Work required:
Your answer should be the complete data, copied exactly.

◇ ◇ ◇ ◇ ◇

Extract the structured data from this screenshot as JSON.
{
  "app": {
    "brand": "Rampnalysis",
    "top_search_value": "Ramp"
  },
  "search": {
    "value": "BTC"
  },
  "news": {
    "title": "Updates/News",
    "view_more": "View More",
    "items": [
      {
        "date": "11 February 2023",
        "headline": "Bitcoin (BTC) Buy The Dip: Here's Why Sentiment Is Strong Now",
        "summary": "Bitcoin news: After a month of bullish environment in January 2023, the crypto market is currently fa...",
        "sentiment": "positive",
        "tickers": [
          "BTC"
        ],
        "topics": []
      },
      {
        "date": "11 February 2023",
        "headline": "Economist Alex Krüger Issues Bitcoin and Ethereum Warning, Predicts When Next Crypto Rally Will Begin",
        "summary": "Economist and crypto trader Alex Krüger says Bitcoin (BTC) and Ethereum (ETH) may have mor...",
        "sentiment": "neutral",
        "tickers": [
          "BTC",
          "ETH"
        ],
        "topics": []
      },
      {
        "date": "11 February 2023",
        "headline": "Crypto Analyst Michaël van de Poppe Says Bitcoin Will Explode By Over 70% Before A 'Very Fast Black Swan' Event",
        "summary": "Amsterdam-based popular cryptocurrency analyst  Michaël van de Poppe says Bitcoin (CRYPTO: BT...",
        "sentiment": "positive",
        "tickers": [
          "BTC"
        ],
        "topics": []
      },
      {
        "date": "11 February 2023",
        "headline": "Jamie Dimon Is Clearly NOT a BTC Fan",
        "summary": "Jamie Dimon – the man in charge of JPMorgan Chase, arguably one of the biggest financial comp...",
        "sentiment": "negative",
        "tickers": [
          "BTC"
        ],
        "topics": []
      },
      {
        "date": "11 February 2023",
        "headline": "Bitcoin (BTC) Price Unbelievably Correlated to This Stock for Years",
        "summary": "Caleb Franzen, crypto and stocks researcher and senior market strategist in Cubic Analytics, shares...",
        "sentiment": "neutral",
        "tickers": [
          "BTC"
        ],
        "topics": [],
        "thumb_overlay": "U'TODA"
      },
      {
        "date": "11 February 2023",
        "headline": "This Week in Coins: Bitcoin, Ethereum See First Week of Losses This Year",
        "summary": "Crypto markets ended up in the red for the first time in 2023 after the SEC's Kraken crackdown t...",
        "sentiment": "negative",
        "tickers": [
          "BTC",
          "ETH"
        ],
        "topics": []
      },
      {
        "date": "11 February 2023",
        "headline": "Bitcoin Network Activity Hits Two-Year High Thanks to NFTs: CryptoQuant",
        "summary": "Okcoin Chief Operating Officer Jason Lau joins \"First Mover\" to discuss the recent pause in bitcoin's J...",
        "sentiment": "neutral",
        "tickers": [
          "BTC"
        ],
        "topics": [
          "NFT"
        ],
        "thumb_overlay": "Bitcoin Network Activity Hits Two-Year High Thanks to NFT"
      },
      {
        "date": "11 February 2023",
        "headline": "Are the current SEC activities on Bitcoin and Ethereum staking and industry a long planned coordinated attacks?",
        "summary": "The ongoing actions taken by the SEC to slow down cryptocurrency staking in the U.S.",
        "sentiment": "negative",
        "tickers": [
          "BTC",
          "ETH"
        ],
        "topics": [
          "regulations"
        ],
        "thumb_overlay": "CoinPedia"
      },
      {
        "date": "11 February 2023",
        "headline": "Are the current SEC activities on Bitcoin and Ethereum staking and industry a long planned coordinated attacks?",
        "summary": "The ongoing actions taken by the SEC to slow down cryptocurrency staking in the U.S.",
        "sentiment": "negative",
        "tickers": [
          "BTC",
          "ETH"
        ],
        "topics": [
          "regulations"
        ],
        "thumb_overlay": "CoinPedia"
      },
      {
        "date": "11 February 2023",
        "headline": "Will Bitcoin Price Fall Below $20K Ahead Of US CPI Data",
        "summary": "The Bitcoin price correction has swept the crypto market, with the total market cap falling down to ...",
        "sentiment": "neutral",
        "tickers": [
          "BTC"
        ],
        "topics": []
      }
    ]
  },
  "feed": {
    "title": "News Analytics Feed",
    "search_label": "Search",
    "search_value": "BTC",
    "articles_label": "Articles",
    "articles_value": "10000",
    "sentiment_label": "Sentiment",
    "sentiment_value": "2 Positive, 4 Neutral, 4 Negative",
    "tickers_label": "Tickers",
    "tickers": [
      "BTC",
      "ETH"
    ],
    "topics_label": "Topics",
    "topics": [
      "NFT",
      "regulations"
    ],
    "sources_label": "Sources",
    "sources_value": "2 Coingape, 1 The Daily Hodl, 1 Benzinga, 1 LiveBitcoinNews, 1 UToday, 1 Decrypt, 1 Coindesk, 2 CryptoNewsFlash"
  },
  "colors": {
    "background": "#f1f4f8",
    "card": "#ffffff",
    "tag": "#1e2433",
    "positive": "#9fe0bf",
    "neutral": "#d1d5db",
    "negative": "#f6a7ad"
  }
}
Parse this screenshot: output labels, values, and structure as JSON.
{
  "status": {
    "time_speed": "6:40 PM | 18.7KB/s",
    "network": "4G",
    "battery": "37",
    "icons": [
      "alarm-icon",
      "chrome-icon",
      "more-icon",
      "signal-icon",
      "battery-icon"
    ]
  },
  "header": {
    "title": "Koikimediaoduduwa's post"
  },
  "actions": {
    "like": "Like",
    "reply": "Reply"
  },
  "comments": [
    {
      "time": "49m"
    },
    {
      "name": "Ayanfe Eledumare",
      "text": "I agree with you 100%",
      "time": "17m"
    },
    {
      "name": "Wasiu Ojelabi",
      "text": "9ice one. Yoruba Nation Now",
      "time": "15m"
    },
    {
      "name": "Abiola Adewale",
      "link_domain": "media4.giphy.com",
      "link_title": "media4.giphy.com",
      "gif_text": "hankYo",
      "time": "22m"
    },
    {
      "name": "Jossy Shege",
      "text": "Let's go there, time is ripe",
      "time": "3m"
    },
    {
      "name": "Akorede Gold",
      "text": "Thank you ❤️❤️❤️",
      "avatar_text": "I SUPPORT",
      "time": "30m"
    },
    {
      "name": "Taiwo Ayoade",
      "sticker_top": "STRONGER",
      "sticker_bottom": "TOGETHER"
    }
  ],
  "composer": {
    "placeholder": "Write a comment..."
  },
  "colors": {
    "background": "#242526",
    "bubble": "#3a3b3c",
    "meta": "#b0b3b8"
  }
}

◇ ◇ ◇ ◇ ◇

Solution to this exercise:
Extract the structured data from this screenshot as JSON.
{
  "app": {
    "brand": "Rampnalysis",
    "top_search_value": "Ramp"
  },
  "search": {
    "value": "BTC"
  },
  "news": {
    "title": "Updates/News",
    "view_more": "View More",
    "items": [
      {
        "date": "11 February 2023",
        "headline": "Bitcoin (BTC) Buy The Dip: Here's Why Sentiment Is Strong Now",
        "summary": "Bitcoin news: After a month of bullish environment in January 2023, the crypto market is currently fa...",
        "sentiment": "positive",
        "tickers": [
          "BTC"
        ],
        "topics": []
      },
      {
        "date": "11 February 2023",
        "headline": "Economist Alex Krüger Issues Bitcoin and Ethereum Warning, Predicts When Next Crypto Rally Will Begin",
        "summary": "Economist and crypto trader Alex Krüger says Bitcoin (BTC) and Ethereum (ETH) may have mor...",
        "sentiment": "neutral",
        "tickers": [
          "BTC",
          "ETH"
        ],
        "topics": []
      },
      {
        "date": "11 February 2023",
        "headline": "Crypto Analyst Michaël van de Poppe Says Bitcoin Will Explode By Over 70% Before A 'Very Fast Black Swan' Event",
        "summary": "Amsterdam-based popular cryptocurrency analyst  Michaël van de Poppe says Bitcoin (CRYPTO: BT...",
        "sentiment": "positive",
        "tickers": [
          "BTC"
        ],
        "topics": []
      },
      {
        "date": "11 February 2023",
        "headline": "Jamie Dimon Is Clearly NOT a BTC Fan",
        "summary": "Jamie Dimon – the man in charge of JPMorgan Chase, arguably one of the biggest financial comp...",
        "sentiment": "negative",
        "tickers": [
          "BTC"
        ],
        "topics": []
      },
      {
        "date": "11 February 2023",
        "headline": "Bitcoin (BTC) Price Unbelievably Correlated to This Stock for Years",
        "summary": "Caleb Franzen, crypto and stocks researcher and senior market strategist in Cubic Analytics, shares...",
        "sentiment": "neutral",
        "tickers": [
          "BTC"
        ],
        "topics": [],
        "thumb_overlay": "U'TODA"
      },
      {
        "date": "11 February 2023",
        "headline": "This Week in Coins: Bitcoin, Ethereum See First Week of Losses This Year",
        "summary": "Crypto markets ended up in the red for the first time in 2023 after the SEC's Kraken crackdown t...",
        "sentiment": "negative",
        "tickers": [
          "BTC",
          "ETH"
        ],
        "topics": []
      },
      {
        "date": "11 February 2023",
        "headline": "Bitcoin Network Activity Hits Two-Year High Thanks to NFTs: CryptoQuant",
        "summary": "Okcoin Chief Operating Officer Jason Lau joins \"First Mover\" to discuss the recent pause in bitcoin's J...",
        "sentiment": "neutral",
        "tickers": [
          "BTC"
        ],
        "topics": [
          "NFT"
        ],
        "thumb_overlay": "Bitcoin Network Activity Hits Two-Year High Thanks to NFT"
      },
      {
        "date": "11 February 2023",
        "headline": "Are the current SEC activities on Bitcoin and Ethereum staking and industry a long planned coordinated attacks?",
        "summary": "The ongoing actions taken by the SEC to slow down cryptocurrency staking in the U.S.",
        "sentiment": "negative",
        "tickers": [
          "BTC",
          "ETH"
        ],
        "topics": [
          "regulations"
        ],
        "thumb_overlay": "CoinPedia"
      },
      {
        "date": "11 February 2023",
        "headline": "Are the current SEC activities on Bitcoin and Ethereum staking and industry a long planned coordinated attacks?",
        "summary": "The ongoing actions taken by the SEC to slow down cryptocurrency staking in the U.S.",
        "sentiment": "negative",
        "tickers": [
          "BTC",
          "ETH"
        ],
        "topics": [
          "regulations"
        ],
        "thumb_overlay": "CoinPedia"
      },
      {
        "date": "11 February 2023",
        "headline": "Will Bitcoin Price Fall Below $20K Ahead Of US CPI Data",
        "summary": "The Bitcoin price correction has swept the crypto market, with the total market cap falling down to ...",
        "sentiment": "neutral",
        "tickers": [
          "BTC"
        ],
        "topics": []
      }
    ]
  },
  "feed": {
    "title": "News Analytics Feed",
    "search_label": "Search",
    "search_value": "BTC",
    "articles_label": "Articles",
    "articles_value": "10000",
    "sentiment_label": "Sentiment",
    "sentiment_value": "2 Positive, 4 Neutral, 4 Negative",
    "tickers_label": "Tickers",
    "tickers": [
      "BTC",
      "ETH"
    ],
    "topics_label": "Topics",
    "topics": [
      "NFT",
      "regulations"
    ],
    "sources_label": "Sources",
    "sources_value": "2 Coingape, 1 The Daily Hodl, 1 Benzinga, 1 LiveBitcoinNews, 1 UToday, 1 Decrypt, 1 Coindesk, 2 CryptoNewsFlash"
  },
  "colors": {
    "background": "#f1f4f8",
    "card": "#ffffff",
    "tag": "#1e2433",
    "positive": "#9fe0bf",
    "neutral": "#d1d5db",
    "negative": "#f6a7ad"
  }
}
Parse this screenshot: output labels, values, and structure as JSON.
{
  "status": {
    "time_speed": "6:40 PM | 18.7KB/s",
    "network": "4G",
    "battery": "37",
    "icons": [
      "alarm-icon",
      "chrome-icon",
      "more-icon",
      "signal-icon",
      "battery-icon"
    ]
  },
  "header": {
    "title": "Koikimediaoduduwa's post"
  },
  "actions": {
    "like": "Like",
    "reply": "Reply"
  },
  "comments": [
    {
      "time": "49m"
    },
    {
      "name": "Ayanfe Eledumare",
      "text": "I agree with you 100%",
      "time": "17m"
    },
    {
      "name": "Wasiu Ojelabi",
      "text": "9ice one. Yoruba Nation Now",
      "time": "15m"
    },
    {
      "name": "Abiola Adewale",
      "link_domain": "media4.giphy.com",
      "link_title": "media4.giphy.com",
      "gif_text": "hankYo",
      "time": "22m"
    },
    {
      "name": "Jossy Shege",
      "text": "Let's go there, time is ripe",
      "time": "3m"
    },
    {
      "name": "Akorede Gold",
      "text": "Thank you ❤️❤️❤️",
      "avatar_text": "I SUPPORT",
      "time": "30m"
    },
    {
      "name": "Taiwo Ayoade",
      "sticker_top": "STRONGER",
      "sticker_bottom": "TOGETHER"
    }
  ],
  "composer": {
    "placeholder": "Write a comment..."
  },
  "colors": {
    "background": "#242526",
    "bubble": "#3a3b3c",
    "meta": "#b0b3b8"
  }
}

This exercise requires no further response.